▸ **Problem**: One number, and no other words, should make up the answer: how many lines of the listing contain the string "profit".

___ The data ___

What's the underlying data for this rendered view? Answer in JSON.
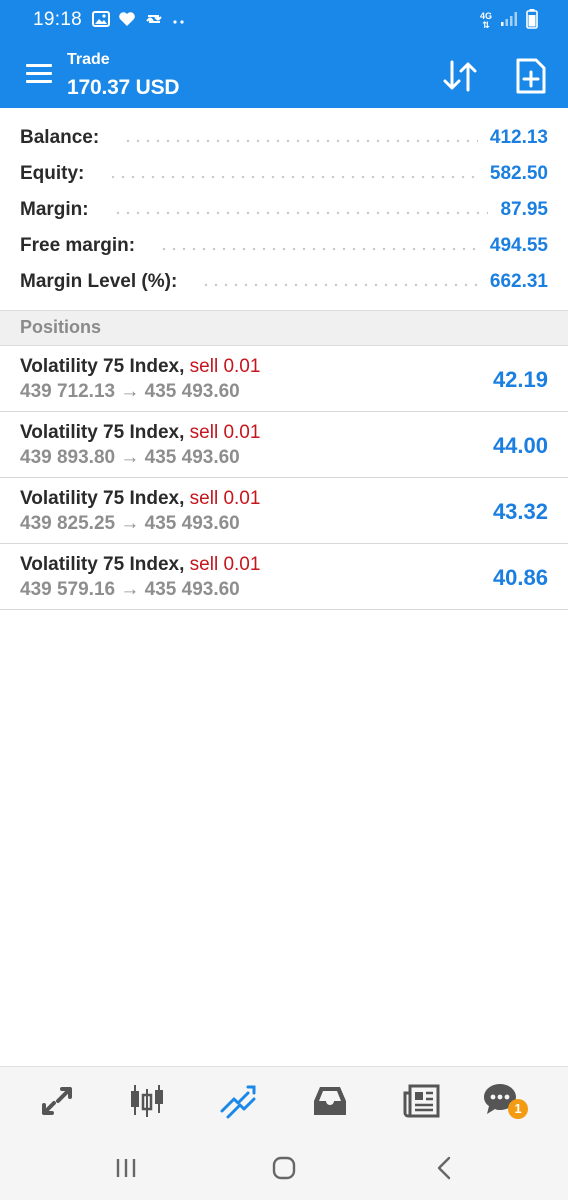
{
  "status_bar": {
    "time": "19:18",
    "network_type": "4G",
    "left_icons": [
      "image-icon",
      "heart-icon",
      "sync-icon",
      "more-dots-icon"
    ],
    "right_icons": [
      "network-4g-icon",
      "signal-icon",
      "battery-icon"
    ]
  },
  "app_bar": {
    "title": "Trade",
    "subtitle": "170.37 USD",
    "actions": [
      "sort-icon",
      "new-order-icon"
    ]
  },
  "summary": [
    {
      "label": "Balance:",
      "value": "412.13"
    },
    {
      "label": "Equity:",
      "value": "582.50"
    },
    {
      "label": "Margin:",
      "value": "87.95"
    },
    {
      "label": "Free margin:",
      "value": "494.55"
    },
    {
      "label": "Margin Level (%):",
      "value": "662.31"
    }
  ],
  "positions_section": {
    "header": "Positions",
    "items": [
      {
        "symbol": "Volatility 75 Index,",
        "type": "sell 0.01",
        "prices": "439 712.13 → 435 493.60",
        "profit": "42.19"
      },
      {
        "symbol": "Volatility 75 Index,",
        "type": "sell 0.01",
        "prices": "439 893.80 → 435 493.60",
        "profit": "44.00"
      },
      {
        "symbol": "Volatility 75 Index,",
        "type": "sell 0.01",
        "prices": "439 825.25 → 435 493.60",
        "profit": "43.32"
      },
      {
        "symbol": "Volatility 75 Index,",
        "type": "sell 0.01",
        "prices": "439 579.16 → 435 493.60",
        "profit": "40.86"
      }
    ]
  },
  "bottom_nav": {
    "items": [
      "quotes-icon",
      "chart-icon",
      "trade-icon",
      "history-icon",
      "news-icon",
      "chat-icon"
    ],
    "active": "trade-icon",
    "chat_badge": "1"
  },
  "system_nav": [
    "recent-apps-icon",
    "home-icon",
    "back-icon"
  ],
  "colors": {
    "app_bar": "#1a88e8",
    "value_blue": "#1a7fe0",
    "sell_red": "#c5161d",
    "muted_gray": "#8e8e8e",
    "badge_orange": "#f39c12"
  }
}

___

▸ **Task result**: 4